Deploying Python 3 WSGI applications with mod_wsgi

A little while back I wrote a simple Kanban board using Flask. After finally publishing the code, this post is going to look at running Python 3 WSGI applications, like the Kanban board, under Apache using mod_wsgi.

Installing packages

The first thing to do is install Apache and the Python 3 version of mod_wsgi, this can be done with the following command:

apt-get install libapache2-mod-wsgi-py3 apache2

For the example in this post, the WSGI application is going to be downloaded from GitHub, and use a Python 3 virtual environment. Therefore the following packages also need to be installed:

apt-get install python3-venv git

Creating a user account

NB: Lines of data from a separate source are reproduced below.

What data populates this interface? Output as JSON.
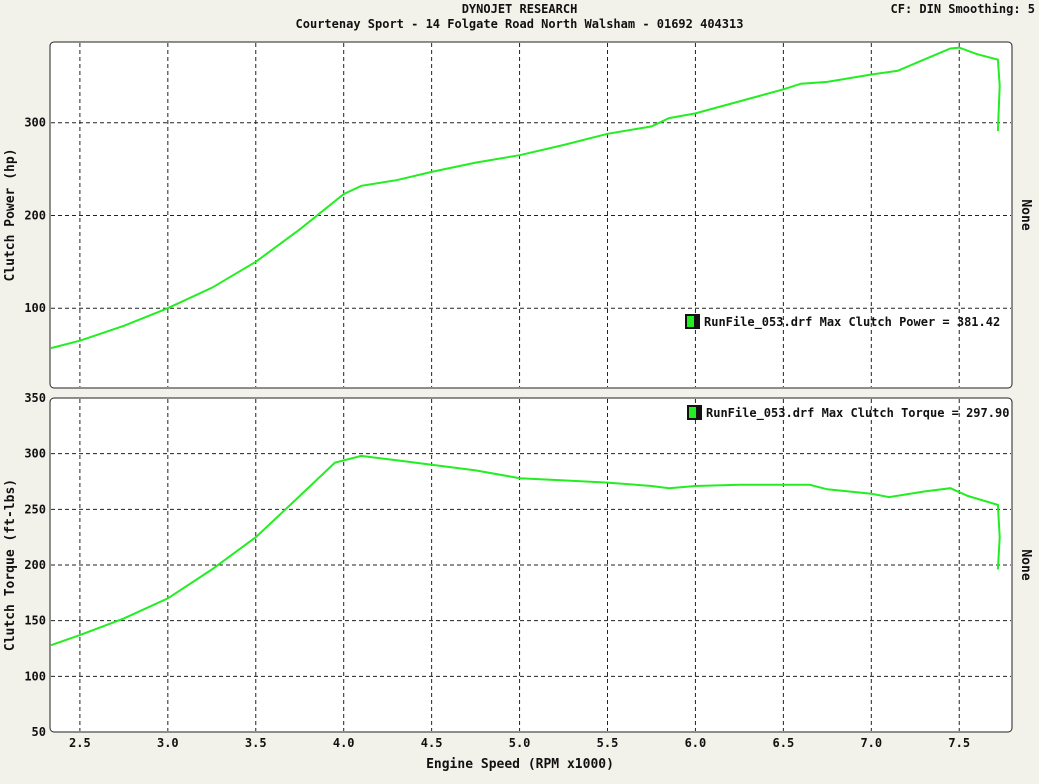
{
  "header": {
    "title": "DYNOJET RESEARCH",
    "subtitle": "Courtenay Sport - 14 Folgate Road North Walsham - 01692 404313",
    "settings": "CF: DIN  Smoothing: 5"
  },
  "colors": {
    "series": "#22ee22",
    "panel_bg": "#ffffff",
    "page_bg": "#f3f2ea"
  },
  "chart_data": [
    {
      "type": "line",
      "ylabel": "Clutch Power (hp)",
      "right_label": "None",
      "xlabel": "",
      "xlim": [
        2.33,
        7.8
      ],
      "ylim": [
        14,
        387
      ],
      "yticks": [
        100,
        200,
        300
      ],
      "legend": {
        "text": "RunFile_053.drf Max Clutch Power = 381.42",
        "placement": "middle-right"
      },
      "series": [
        {
          "name": "RunFile_053.drf",
          "x": [
            2.33,
            2.5,
            2.75,
            3.0,
            3.25,
            3.5,
            3.75,
            4.0,
            4.1,
            4.3,
            4.5,
            4.75,
            5.0,
            5.25,
            5.5,
            5.75,
            5.85,
            6.0,
            6.25,
            6.5,
            6.6,
            6.75,
            7.0,
            7.15,
            7.3,
            7.45,
            7.5,
            7.6,
            7.72,
            7.73,
            7.72
          ],
          "y": [
            57,
            65,
            81,
            100,
            122,
            150,
            185,
            223,
            232,
            238,
            247,
            257,
            265,
            276,
            288,
            296,
            305,
            310,
            323,
            336,
            342,
            344,
            352,
            356,
            368,
            380,
            381,
            374,
            368,
            340,
            291
          ]
        }
      ]
    },
    {
      "type": "line",
      "ylabel": "Clutch Torque (ft-lbs)",
      "right_label": "None",
      "xlabel": "Engine Speed (RPM x1000)",
      "xlim": [
        2.33,
        7.8
      ],
      "ylim": [
        50,
        350
      ],
      "yticks": [
        50,
        100,
        150,
        200,
        250,
        300,
        350
      ],
      "xticks": [
        2.5,
        3.0,
        3.5,
        4.0,
        4.5,
        5.0,
        5.5,
        6.0,
        6.5,
        7.0,
        7.5
      ],
      "legend": {
        "text": "RunFile_053.drf Max Clutch Torque = 297.90",
        "placement": "top-right"
      },
      "series": [
        {
          "name": "RunFile_053.drf",
          "x": [
            2.33,
            2.5,
            2.75,
            3.0,
            3.25,
            3.5,
            3.75,
            3.95,
            4.1,
            4.3,
            4.5,
            4.75,
            5.0,
            5.25,
            5.5,
            5.75,
            5.85,
            6.0,
            6.25,
            6.5,
            6.65,
            6.75,
            7.0,
            7.1,
            7.3,
            7.45,
            7.55,
            7.72,
            7.73,
            7.72
          ],
          "y": [
            128,
            137,
            152,
            170,
            196,
            225,
            262,
            292,
            298,
            294,
            290,
            285,
            278,
            276,
            274,
            271,
            269,
            271,
            272,
            272,
            272,
            268,
            264,
            261,
            266,
            269,
            262,
            254,
            225,
            196
          ]
        }
      ]
    }
  ]
}
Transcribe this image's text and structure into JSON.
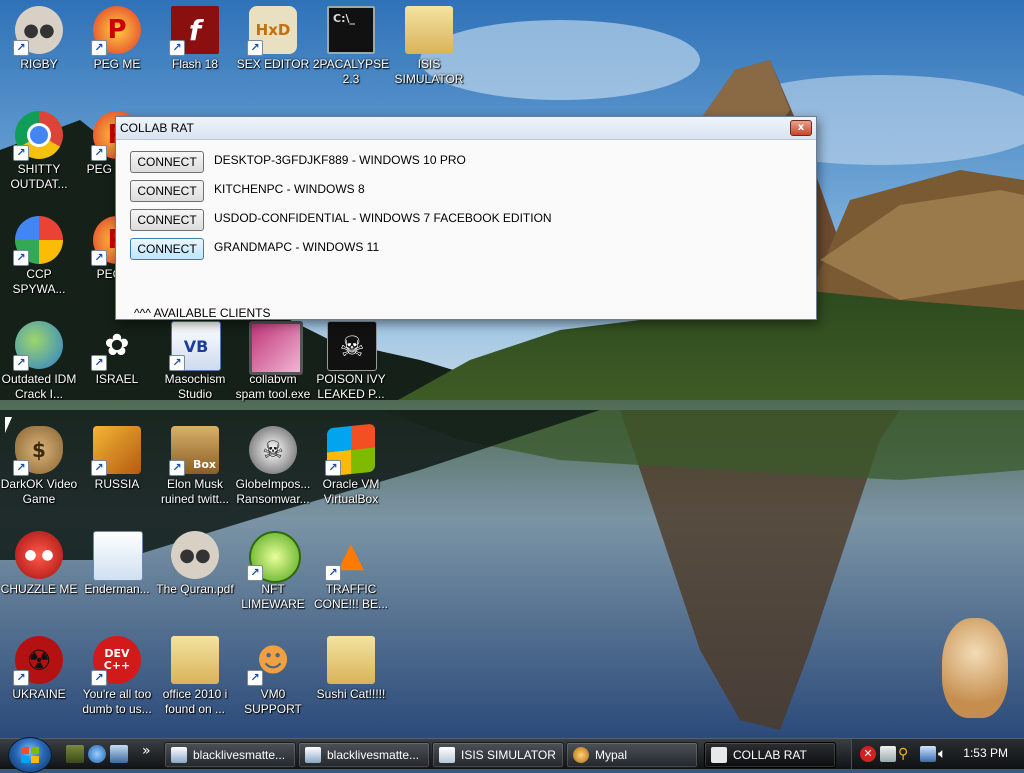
{
  "desktop": {
    "icons": [
      {
        "label": "RIGBY",
        "icon": "raccoon-icon"
      },
      {
        "label": "PEG ME",
        "icon": "peg-icon"
      },
      {
        "label": "Flash 18",
        "icon": "flash-icon"
      },
      {
        "label": "SEX EDITOR",
        "icon": "hxd-icon"
      },
      {
        "label": "2PACALYPSE 2.3",
        "icon": "terminal-icon"
      },
      {
        "label": "ISIS SIMULATOR",
        "icon": "folder-icon"
      },
      {
        "label": "SHITTY OUTDAT...",
        "icon": "chrome-icon"
      },
      {
        "label": "PEG WOW",
        "icon": "peg-icon"
      },
      {
        "label": "CCP SPYWA...",
        "icon": "pinwheel-icon"
      },
      {
        "label": "PEG NI",
        "icon": "peg-icon"
      },
      {
        "label": "Outdated IDM Crack I...",
        "icon": "idm-icon"
      },
      {
        "label": "ISRAEL",
        "icon": "flower-icon"
      },
      {
        "label": "Masochism Studio",
        "icon": "vb-icon"
      },
      {
        "label": "collabvm spam tool.exe",
        "icon": "monitor-icon"
      },
      {
        "label": "POISON IVY LEAKED P...",
        "icon": "skull-icon"
      },
      {
        "label": "DarkOK Video Game",
        "icon": "moneybag-icon"
      },
      {
        "label": "RUSSIA",
        "icon": "gold-icon"
      },
      {
        "label": "Elon Musk ruined twitt...",
        "icon": "hamster-box-icon"
      },
      {
        "label": "GlobeImpos... Ransomwar...",
        "icon": "globe-skull-icon"
      },
      {
        "label": "Oracle VM VirtualBox",
        "icon": "windows-flag-icon"
      },
      {
        "label": "CHUZZLE ME",
        "icon": "chuzzle-icon"
      },
      {
        "label": "Enderman...",
        "icon": "window-app-icon"
      },
      {
        "label": "The Quran.pdf",
        "icon": "raccoon-icon"
      },
      {
        "label": "NFT LIMEWARE",
        "icon": "lime-icon"
      },
      {
        "label": "TRAFFIC CONE!!! BE...",
        "icon": "cone-icon"
      },
      {
        "label": "UKRAINE",
        "icon": "radiation-icon"
      },
      {
        "label": "You're all too dumb to us...",
        "icon": "devcpp-icon"
      },
      {
        "label": "office 2010 i found on ...",
        "icon": "folder-icon"
      },
      {
        "label": "VM0 SUPPORT",
        "icon": "support-person-icon"
      },
      {
        "label": "Sushi Cat!!!!!",
        "icon": "folder-icon"
      }
    ],
    "devcpp_text": "DEV\nC++",
    "flash_letter": "f",
    "hxd_text": "HxD",
    "terminal_text": "C:\\_",
    "vb_text": "VB",
    "box_text": "Box"
  },
  "window": {
    "title": "COLLAB RAT",
    "close_glyph": "x",
    "button_label": "CONNECT",
    "clients": [
      "DESKTOP-3GFDJKF889 - WINDOWS 10 PRO",
      "KITCHENPC - WINDOWS 8",
      "USDOD-CONFIDENTIAL - WINDOWS 7 FACEBOOK EDITION",
      "GRANDMAPC - WINDOWS 11"
    ],
    "available_label": "^^^ AVAILABLE CLIENTS"
  },
  "taskbar": {
    "overflow_glyph": "»",
    "tasks": [
      {
        "label": "blacklivesmatte...",
        "icon": "browser-window-icon",
        "active": false
      },
      {
        "label": "blacklivesmatte...",
        "icon": "browser-window-icon",
        "active": false
      },
      {
        "label": "ISIS SIMULATOR",
        "icon": "window-app-icon",
        "active": false
      },
      {
        "label": "Mypal",
        "icon": "mypal-icon",
        "active": false
      },
      {
        "label": "COLLAB RAT",
        "icon": "rat-app-icon",
        "active": true
      }
    ],
    "clock": "1:53 PM"
  },
  "colors": {
    "accent": "#2a6ab8",
    "close_red": "#c7462a",
    "taskbar_dark": "#101214"
  }
}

It's good practise to use a separate user account to run the WSGI application. A user account can be created using useradd:

useradd \
  --shell /sbin/nologin \
  --create-home \
  --home-dir /srv/kanban \

Note: the shell for the account has been set to /sbin/nologin to prevent interactive login sessions.

Cloning the Application

Once the user account is ready the application code can be cloned with a command similar to the following:

sudo -u kanban \
  git clone \

Note: the command above should be run from a directory the kanban user can read (e.g. /).

For the example in this post, Python modules are going to be installed to a virtual environment. The virtual environment can be created with the following commands:

sudo -u kanban python3 -m venv /srv/kanban/venv
sudo -u kanban bash -c '
  source /srv/kanban/venv/bin/activate;
  pip install -r /srv/kanban/python-kanban/requirements.txt'

Once the virtual environment has been created, it should be possible to run the Flask application directly as the kanban user with a command similar to the following:

sudo -u kanban bash -c '
  source /srv/kanban/venv/bin/activate;
  cd /srv/kanban/python-kanban; flask run'

Configuring Apache

Assuming the application runs without a problem the last thing to do is configure Apache to run the application. This involves creating two files, a WSGI application script file (/srv/kanban/python-kanban/kanban.wsgi), and an Apache config file (/etc/apache2/conf-available/kanban.conf).

WSGI application script file

For the example in this post, the WSGI application script should contain the following:

#!/usr/bin/env python3

import os
import sys

sys.path.insert(0, os.path.dirname(__file__))

from main import app as application

Note: os.chdir and sys.path.insert are used to make sure the application's current working directory is /srv/kanban/python-kanban and code from the directory can be imported.

Apache config

The Apache config should look similar to the following:

WSGIDaemonProcess kanban user=kanban group=kanban threads=5 python-home=/srv/kanban/venv
WSGIScriptAlias /kanban /srv/kanban/python-kanban/kanban.wsgi

<Directory /srv/kanban/python-kanban/>
    WSGIProcessGroup kanban
    WSGIApplicationGroup %{GLOBAL}
    Require all granted

The first line tells Apache to create a daemon process which will run the Kanban application using the WSGIDaemonProcess directive. The following line uses the WSGIScriptAlias directive to map a URL to the application. Finally the Directory section maps the directory to the process and application groups and grants access to the directory.

Enabling new configuration

Once the WSGI script and Apache config are in place the following commands can be used to pick up the new config:

a2enconf kanban
systemctl reload apache2

If everything goes well there should now be an apache2 process running as the kanban user, and the application should be available:

$ pgrep -u kanban -a
5474 /usr/sbin/apache2 -k start

$ curl --head http://localhost/kanban/
HTTP/1.1 200 OK

Note: If the http status from curl is not 200, check /var/log/apache2/error.log for details.